Nominated by Jenna Curtis Coote
When my father, Neil, was diagnosed with Grade 4 Glioblastoma in August 2015, I was on a pontoon boat in Nashville, Tennessee at a bachelorette party. He had held off from calling me for as long as he could, and told me casually, “Don’t worry about it, they just found some spots on my brain.” He really didn’t want to ruin my trip.

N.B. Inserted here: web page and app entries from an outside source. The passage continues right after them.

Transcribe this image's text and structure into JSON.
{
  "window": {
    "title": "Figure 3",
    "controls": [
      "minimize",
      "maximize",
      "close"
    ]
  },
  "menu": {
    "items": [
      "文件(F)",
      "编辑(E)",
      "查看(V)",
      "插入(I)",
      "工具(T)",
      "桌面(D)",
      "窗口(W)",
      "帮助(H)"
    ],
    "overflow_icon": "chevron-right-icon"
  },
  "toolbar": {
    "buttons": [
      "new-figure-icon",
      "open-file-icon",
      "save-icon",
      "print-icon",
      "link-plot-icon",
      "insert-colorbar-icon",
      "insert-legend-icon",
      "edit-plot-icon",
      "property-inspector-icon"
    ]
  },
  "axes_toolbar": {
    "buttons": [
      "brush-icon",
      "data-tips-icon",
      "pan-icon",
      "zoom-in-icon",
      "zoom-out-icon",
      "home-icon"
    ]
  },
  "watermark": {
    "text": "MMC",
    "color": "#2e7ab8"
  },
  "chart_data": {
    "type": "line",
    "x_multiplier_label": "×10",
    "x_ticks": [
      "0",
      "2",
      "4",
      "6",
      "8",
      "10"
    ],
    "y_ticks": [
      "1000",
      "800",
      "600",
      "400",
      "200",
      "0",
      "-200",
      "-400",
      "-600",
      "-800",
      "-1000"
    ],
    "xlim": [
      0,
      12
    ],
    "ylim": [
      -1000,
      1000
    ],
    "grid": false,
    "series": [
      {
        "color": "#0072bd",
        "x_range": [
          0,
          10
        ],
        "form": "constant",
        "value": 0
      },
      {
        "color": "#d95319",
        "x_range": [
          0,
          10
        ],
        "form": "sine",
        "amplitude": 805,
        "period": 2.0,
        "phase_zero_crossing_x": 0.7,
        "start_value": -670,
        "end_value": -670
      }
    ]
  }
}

We fretted through his brain surgery but laughed our way through the recovery room thanks to my father’s antics. The doctors warned us that the medication might lower his inhibitions. “But they’re already so low!” he exclaimed. And they are. He can’t help himself. He just really loves people. When I was younger, I would get annoyed because we couldn’t even sit in a restaurant without listening to him talk to the people at the next table, chatting happily about whether their food was good and where they came from. He knew every neighbor within a five block radius of our house in Long Island and when my parents got divorced and he moved into an apartment complex in Queens, he was the most popular person at the apartment’s pool complex. A retired New York City teacher and educational evaluator, he spent his days in school, surrounded by teachers and students alike. “Mr. Curtis, Mr. Curtis!” the kids would shout excitedly, trying to get his attention as he walked through the halls. Naturally, he had many visitors at the hospital, but my Dad was trying to keep everyone quiet. His roommate, Rick, had just had brain surgery too and wasn’t feeling well. When Dad overheard two nurses outside of his room discussing how to break bad news to another patient but make it sound like there was still cause for hope, my Dad was the one who warned them to keep it down because If he could hear, other patients probably could too, and he didn’t want anyone to get upset. Even dosed up on steroids and painkillers with a drain attached to his head, his selflessness continued to shine through.
After receiving a particularly bad scan that showed that the tumor had returned in his right frontal lobe and had spread to his corpus callosum, making it inoperable, he paused on the sidewalk outside of Weill Cornell to ask a man in a wheelchair if he needed help getting up the steep sidewalk. “That’d be great,” the man exclaimed and let my Dad push him to the top of the street. “God bless you,” the man said as we retreated. “Thanks, I could use some blessings,” my Dad replied without going into detail.
As we sat in the waiting room, readying ourselves for another doctor’s appointment, in a rare serious moment, he turned to me and said, “If you knew you were dying, would you want to say goodbye to all of your friends?” In another moment, we lay in bed next to each other bracing ourselves for another tough day, and he said, “I just wish this wasn’t affecting you and your brother so much. I hate to make people upset.” Even in the hardest of moments, my father wasn’t thinking about himself or his illness, but rather about other people.
A few weeks ago, we stopped for lunch as we waited for the hospital to make copies of his MRI scans. “What is that salad you’re eating?” he asked the table next to us. “It looks delicious.” For the first time, I didn’t get annoyed. I appreciate my father for so many things; for his fighting spirit and optimism, his encyclopedic knowledge of every Mets player on the roster, his admiration for plays, books, and art, his occasional inappropriate jokes, and now, for his love of the human race. What a great gift to be raised by a man who truly values AND cares for people; both strangers and friends alike, a man who spent his life trying to help kids who were struggling in the school system because of their disabilities. I can only hope that a trace of his compassion, his kindness, and let’s face it, his popularity, have rubbed off on me